For a game that promised much, at first No Man’s Sky really failed to deliver. Developer Hello Games was shot into the spotlight by an unprecedented amount of media attention after Sony showcased it at E3 2014, and soon fans flocked to preorder the space exploration game that advertised itself as having limitless playability, unlimited places to discover, and a vast procedurally-generated universe to explore.
However, upon release, players were upset to discover that many of the features that were promised, such as multiplayer, exploration, and a journey to the center of the universe had much less breadth than promised, or were not in the game at all. In addition, there were some serious performance issues and game-breaking bugs. The conglomeration of all these factors left many players feeling disappointed, angry, and even cheated.
Unlike other game companies that have overpromised and underdelivered, however, Hello Games has worked hard since the game’s release to rectify complaints and issues that players have presented. Finally, 1 year since the game’s August 2016 launch, they have pushed out a major content patch in the Atlas Rises 1.3 update that has many players saying this is the game they felt No Man’s Sky was meant to be.
Below are excerpts of recent reviews of No Man’s Sky by players on Steam:
1.0 = No way.
1.1 = Hmm.
1.2 = Getting there.
1.3 = This is how the game should have released.
1.4 = I’m very excited to see what comes next.
Now Atlas Rises came out, I find myself READING to LEARN things about the LORE. I want to keep exploring because planets have CLASSES now. I fell into a cave that was filled with water. I flew over giant oceans and huge continents, and I haven’t even ventured outside a starting solar system yet.
With each update, the game becomes more like a first person Starbound and I LOVE IT.
Looking through Hello Games’ patch notes, it’s easy to see why. Update 1.3 boasts 30 hours of story gameplay, a huge graphical overhaul, more and more interesting NPCs, planetary systems with increased complexity, better trade, an improved mission system, improvements to dogfighting, randomly generated lootable crash sites, and much more.
The massive update seems to have reinvigorated players with the hunger for exploration and discovery that they felt at the game’s launch, with many reporting never-before-seen biomes, flora, fauna, and structures on new planets.
Here Youtuber Mac Foraday found a planet full of strange floating obelisk-like crystals.
Sony Pony found an eerie planet full of bubbles.
Mac Foraday posted an video in which he gleefully uses the game’s new portals for the first time.
And perhaps the biggest draw for players will be the sort of half-measure placeholder for true multiplayer. Players still can’t interact with each other, but they can see when other players are around them represented by floating orbs, as seen here in this gif from the patch notes:

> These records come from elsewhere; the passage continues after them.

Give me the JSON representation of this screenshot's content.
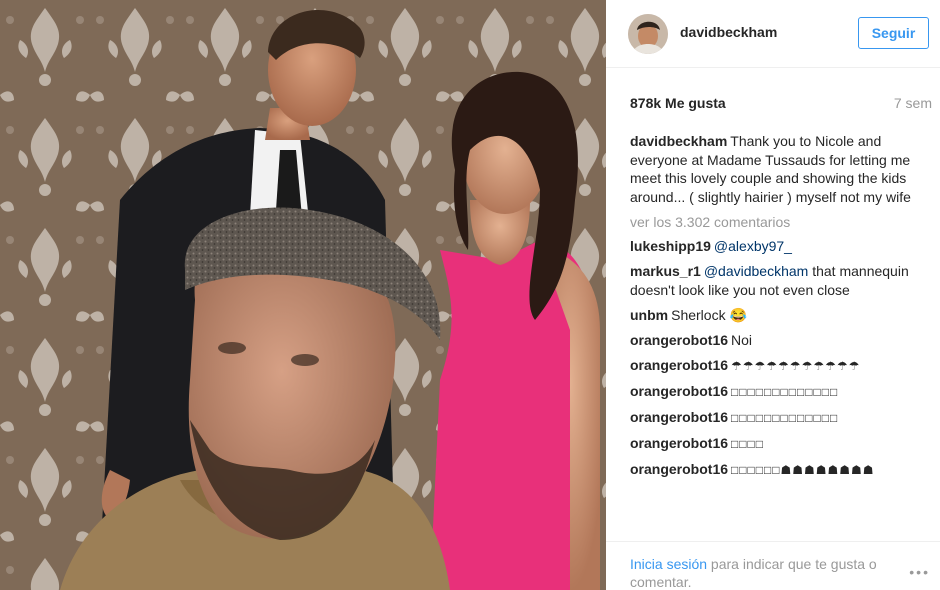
{
  "post": {
    "username": "davidbeckham",
    "follow_label": "Seguir",
    "likes": "878k Me gusta",
    "time": "7 sem",
    "caption": {
      "username": "davidbeckham",
      "text": "Thank you to Nicole and everyone at Madame Tussauds for letting me meet this lovely couple and showing the kids around... ( slightly hairier ) myself not my wife"
    },
    "view_more": "ver los 3.302 comentarios",
    "comments": [
      {
        "username": "lukeshipp19",
        "mention": "@alexby97_",
        "text": ""
      },
      {
        "username": "markus_r1",
        "mention": "@davidbeckham",
        "text": " that mannequin doesn't look like you not even close"
      },
      {
        "username": "unbm",
        "mention": "",
        "text": "Sherlock 😂"
      },
      {
        "username": "orangerobot16",
        "mention": "",
        "text": "Noi"
      },
      {
        "username": "orangerobot16",
        "mention": "",
        "text": "☂☂☂☂☂☂☂☂☂☂☂"
      },
      {
        "username": "orangerobot16",
        "mention": "",
        "text": "□□□□□□□□□□□□□"
      },
      {
        "username": "orangerobot16",
        "mention": "",
        "text": "□□□□□□□□□□□□□"
      },
      {
        "username": "orangerobot16",
        "mention": "",
        "text": "□□□□"
      },
      {
        "username": "orangerobot16",
        "mention": "",
        "text": "□□□□□□☗☗☗☗☗☗☗☗"
      }
    ],
    "footer": {
      "login_link": "Inicia sesión",
      "login_rest": " para indicar que te gusta o comentar.",
      "more_icon": "•••"
    }
  },
  "colors": {
    "accent": "#3897f0",
    "text": "#262626",
    "muted": "#999999",
    "dress": "#e8307a",
    "wallpaper": "#8a7663"
  }
}
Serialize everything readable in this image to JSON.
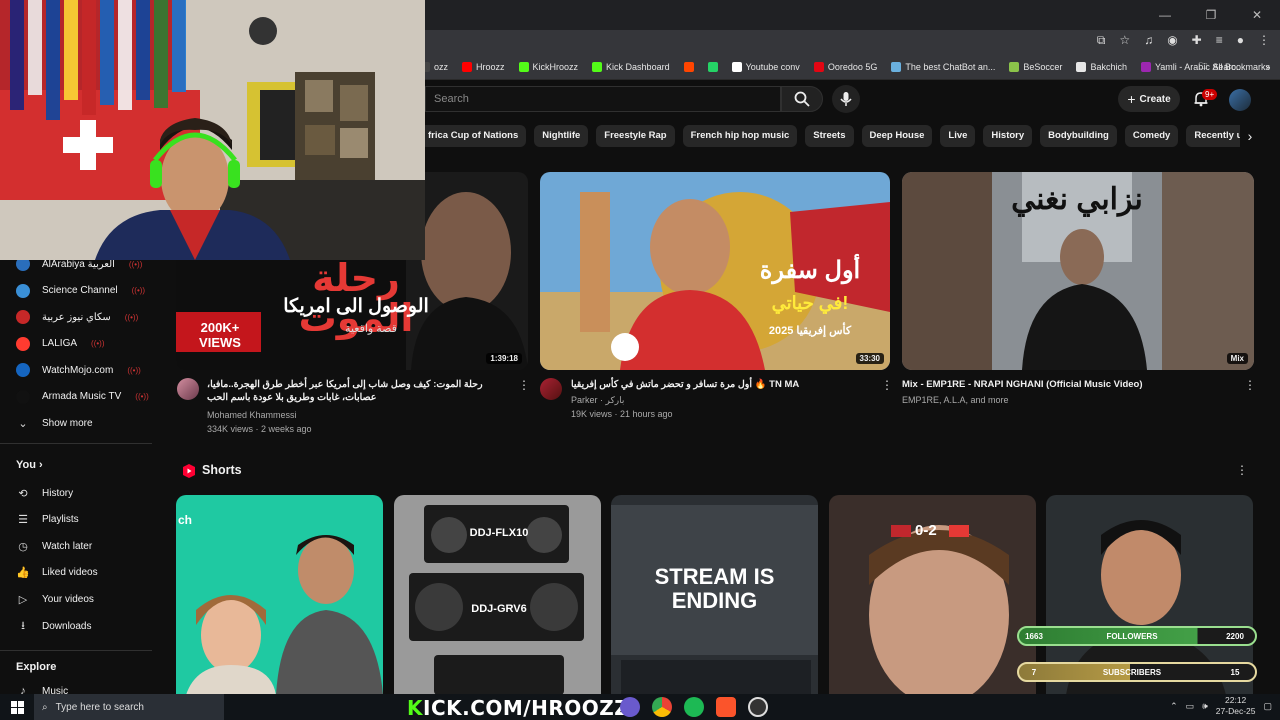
{
  "bookmarks": {
    "items": [
      {
        "label": "ozz",
        "color": "#444"
      },
      {
        "label": "Hroozz",
        "color": "#ff0000"
      },
      {
        "label": "KickHroozz",
        "color": "#53fc18"
      },
      {
        "label": "Kick Dashboard",
        "color": "#53fc18"
      },
      {
        "label": "",
        "color": "#ff4500"
      },
      {
        "label": "",
        "color": "#25d366"
      },
      {
        "label": "Youtube conv",
        "color": "#ffffff"
      },
      {
        "label": "Ooredoo 5G",
        "color": "#e30613"
      },
      {
        "label": "The best ChatBot an...",
        "color": "#6ab0de"
      },
      {
        "label": "BeSoccer",
        "color": "#8bc34a"
      },
      {
        "label": "Bakchich",
        "color": "#e6e6e6"
      },
      {
        "label": "Yamli - Arabic Searc...",
        "color": "#9c27b0"
      }
    ],
    "all_label": "All Bookmarks"
  },
  "header": {
    "search_placeholder": "Search",
    "create_label": "Create",
    "notif_badge": "9+"
  },
  "chips": [
    "frica Cup of Nations",
    "Nightlife",
    "Freestyle Rap",
    "French hip hop music",
    "Streets",
    "Deep House",
    "Live",
    "History",
    "Bodybuilding",
    "Comedy",
    "Recently uploaded"
  ],
  "sidebar": {
    "subscriptions": [
      {
        "label": "AlArabiya العربية",
        "color": "#2a6ebb"
      },
      {
        "label": "Science Channel",
        "color": "#3a8fd6"
      },
      {
        "label": "سكاي نيوز عربية",
        "color": "#c62828"
      },
      {
        "label": "LALIGA",
        "color": "#ff3b30"
      },
      {
        "label": "WatchMojo.com",
        "color": "#1565c0"
      },
      {
        "label": "Armada Music TV",
        "color": "#111111"
      }
    ],
    "show_more": "Show more",
    "you_heading": "You",
    "you_items": [
      {
        "label": "History",
        "icon": "history-icon",
        "glyph": "⟲"
      },
      {
        "label": "Playlists",
        "icon": "playlists-icon",
        "glyph": "☰"
      },
      {
        "label": "Watch later",
        "icon": "clock-icon",
        "glyph": "◷"
      },
      {
        "label": "Liked videos",
        "icon": "thumbs-up-icon",
        "glyph": "👍"
      },
      {
        "label": "Your videos",
        "icon": "play-square-icon",
        "glyph": "▷"
      },
      {
        "label": "Downloads",
        "icon": "download-icon",
        "glyph": "⭳"
      }
    ],
    "explore_heading": "Explore",
    "explore_items": [
      {
        "label": "Music"
      }
    ]
  },
  "videos": [
    {
      "thumb_title_ar": "رحلة الموت",
      "thumb_sub_ar": "الوصول الى امريكا",
      "thumb_tag_ar": "قصة واقعية",
      "views_badge": "200K+ VIEWS",
      "duration": "1:39:18",
      "title": "رحلة الموت: كيف وصل شاب إلى أمريكا عبر أخطر طرق الهجرة..مافيا، عصابات، غابات وطريق بلا عودة باسم الحب",
      "channel": "Mohamed Khammessi",
      "stats": "334K views · 2 weeks ago"
    },
    {
      "thumb_title_ar": "أول سفرة",
      "thumb_sub_ar": "في حياتي!",
      "thumb_tag_ar": "كأس إفريقيا 2025",
      "duration": "33:30",
      "title": "أول مرة تسافر و تحضر ماتش في كأس إفريقيا 🔥 TN MA",
      "channel": "Parker · باركر",
      "stats": "19K views · 21 hours ago"
    },
    {
      "thumb_title_ar": "نزابي نغني",
      "duration": "Mix",
      "title": "Mix - EMP1RE - NRAPI NGHANI (Official Music Video)",
      "channel": "EMP1RE, A.L.A, and more",
      "stats": ""
    }
  ],
  "shorts": {
    "title": "Shorts",
    "items": [
      {
        "overlay": "ch"
      },
      {
        "overlay": "DDJ-FLX10",
        "overlay2": "DDJ-GRV6"
      },
      {
        "overlay": "STREAM IS ENDING"
      },
      {
        "overlay": "0-2"
      },
      {
        "overlay": ""
      }
    ]
  },
  "stream_widget": {
    "followers_label": "FOLLOWERS",
    "followers_current": "1663",
    "followers_goal": "2200",
    "followers_progress": 0.756,
    "subscribers_label": "SUBSCRIBERS",
    "subscribers_current": "7",
    "subscribers_goal": "15",
    "subscribers_progress": 0.47
  },
  "taskbar": {
    "search_placeholder": "Type here to search",
    "kick_prefix": "K",
    "kick_text": "ICK.COM/HROOZZ",
    "time": "22:12",
    "date": "27-Dec-25"
  }
}
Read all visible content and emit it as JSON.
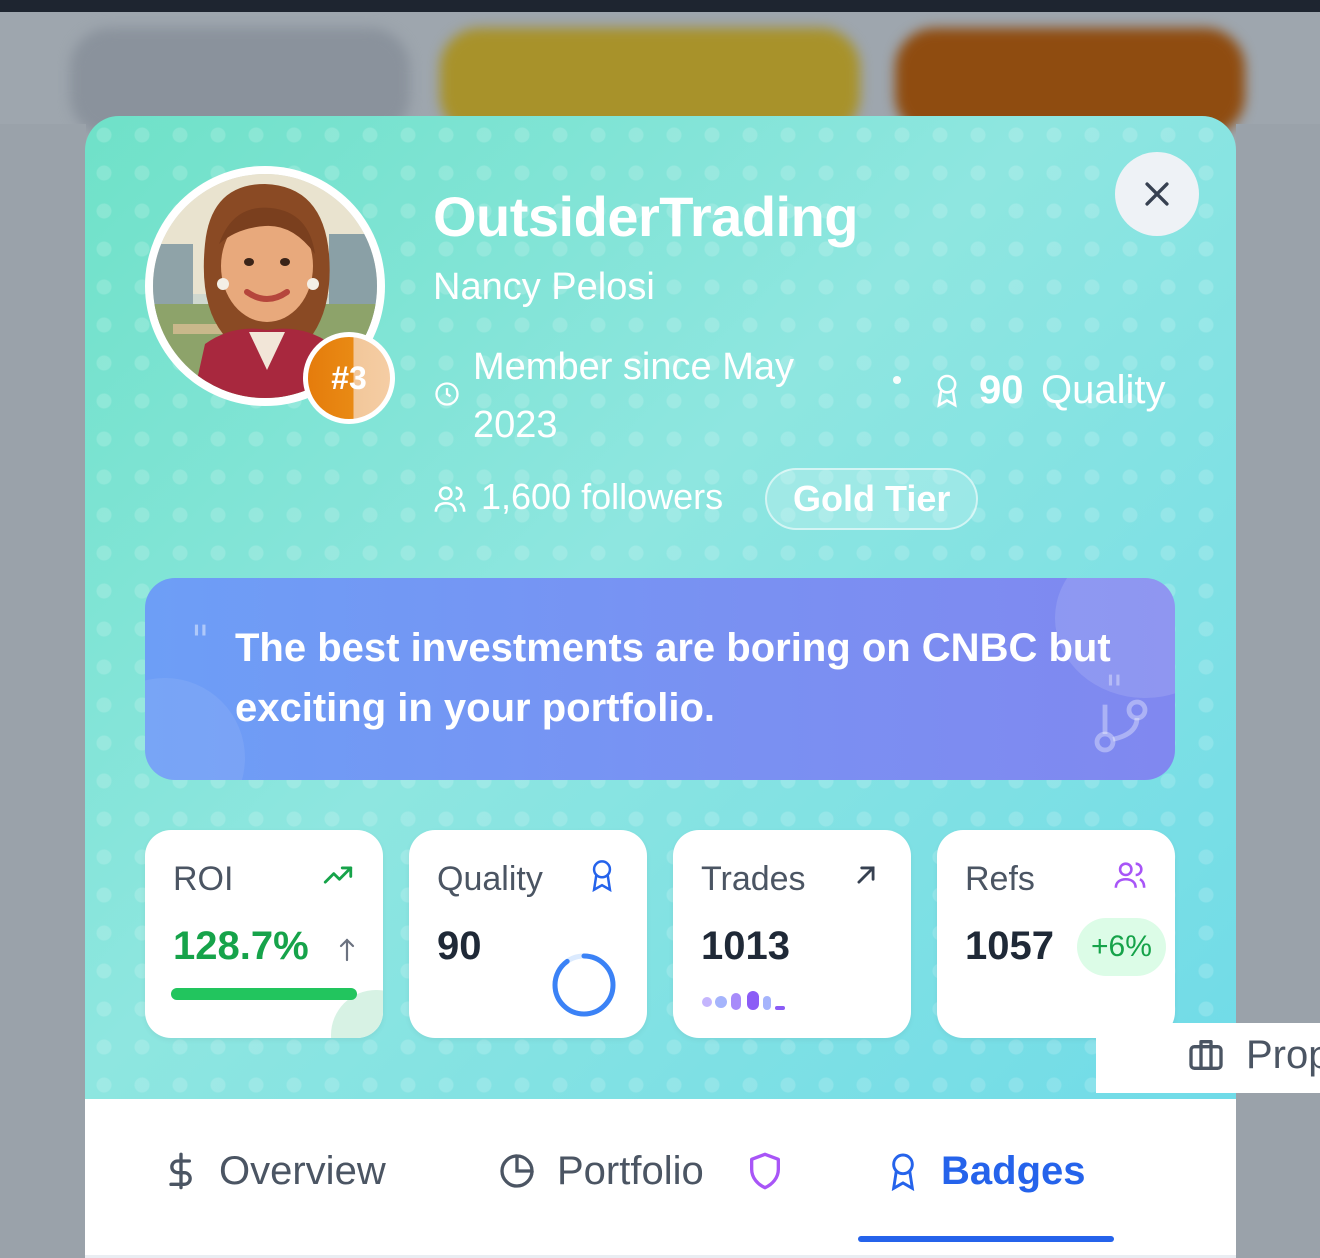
{
  "profile": {
    "username": "OutsiderTrading",
    "real_name": "Nancy Pelosi",
    "rank": "#3",
    "member_since": "Member since May 2023",
    "quality_value": "90",
    "quality_label": "Quality",
    "followers": "1,600 followers",
    "tier": "Gold Tier"
  },
  "quote": {
    "open_mark": "\"",
    "text": "The best investments are boring on CNBC but exciting in your portfolio.",
    "close_mark": "\""
  },
  "stats": [
    {
      "label": "ROI",
      "value": "128.7%",
      "progress": 1.0,
      "icon": "trending-up-icon"
    },
    {
      "label": "Quality",
      "value": "90",
      "progress": 0.9,
      "icon": "award-icon"
    },
    {
      "label": "Trades",
      "value": "1013",
      "icon": "arrow-up-right-icon"
    },
    {
      "label": "Refs",
      "value": "1057",
      "change": "+6%",
      "icon": "users-icon"
    }
  ],
  "tabs": [
    {
      "label": "Overview",
      "icon": "dollar-icon"
    },
    {
      "label": "Portfolio",
      "icon": "pie-chart-icon",
      "extra_icon": "shield-icon"
    },
    {
      "label": "Badges",
      "icon": "award-icon",
      "active": true
    },
    {
      "label": "Prop",
      "icon": "briefcase-icon"
    }
  ],
  "colors": {
    "accent": "#2563eb",
    "positive": "#16a34a",
    "hero_gradient_start": "#6fe1c8",
    "hero_gradient_end": "#70dbe8",
    "rank_badge": "#e98a14"
  }
}
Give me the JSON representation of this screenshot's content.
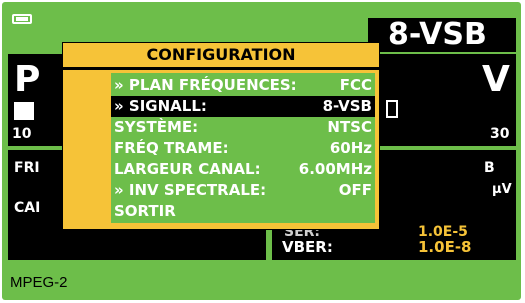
{
  "status": {
    "battery_icon": "battery-icon",
    "modulation": "8-VSB",
    "label_ber": "VBER:",
    "vber": "1.0E-8",
    "ser_partial": "SER:",
    "ser_value_partial": "1.0E-5",
    "footer": "MPEG-2",
    "fragments": {
      "big_p": "P",
      "big_v": "V",
      "num_left": "10",
      "num_right": "30",
      "fr": "FRI",
      "ca": "CAI",
      "uv": "µV",
      "b": "B"
    }
  },
  "popup": {
    "title": "CONFIGURATION",
    "items": [
      {
        "label": "» PLAN FRÉQUENCES:",
        "value": "FCC"
      },
      {
        "label": "» SIGNALL:",
        "value": "8-VSB"
      },
      {
        "label": "SYSTÈME:",
        "value": "NTSC"
      },
      {
        "label": "FRÉQ TRAME:",
        "value": "60Hz"
      },
      {
        "label": "LARGEUR CANAL:",
        "value": "6.00MHz"
      },
      {
        "label": "» INV SPECTRALE:",
        "value": "OFF"
      },
      {
        "label": "SORTIR",
        "value": ""
      }
    ],
    "selected_index": 1
  },
  "colors": {
    "screen_bg": "#6dbe4a",
    "panel_bg": "#000000",
    "popup_bg": "#f6c338",
    "accent_yellow": "#f6c338",
    "text_white": "#ffffff"
  }
}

Here’s what Hello Games had to say about multiplayer:
Visualised by strange floating orbs, up to 16 players can see and communicate with one another, and explore the universe together. While interaction with others is currently very limited, this is an important first step into the world of synchronous co-op in No Man’s Sky…VOIP (Voice over IP) allows proximity based voice chat with other nearby explorers.
Though it had a rocky start, No Man’s Sky seems to be going in a direction that players love, thanks to its developers’ hard work to turn the game into the experience they promised from the start. With players already elated with the current state of the game and more updates in the works, it’s no surprise that many are eager to see what comes next.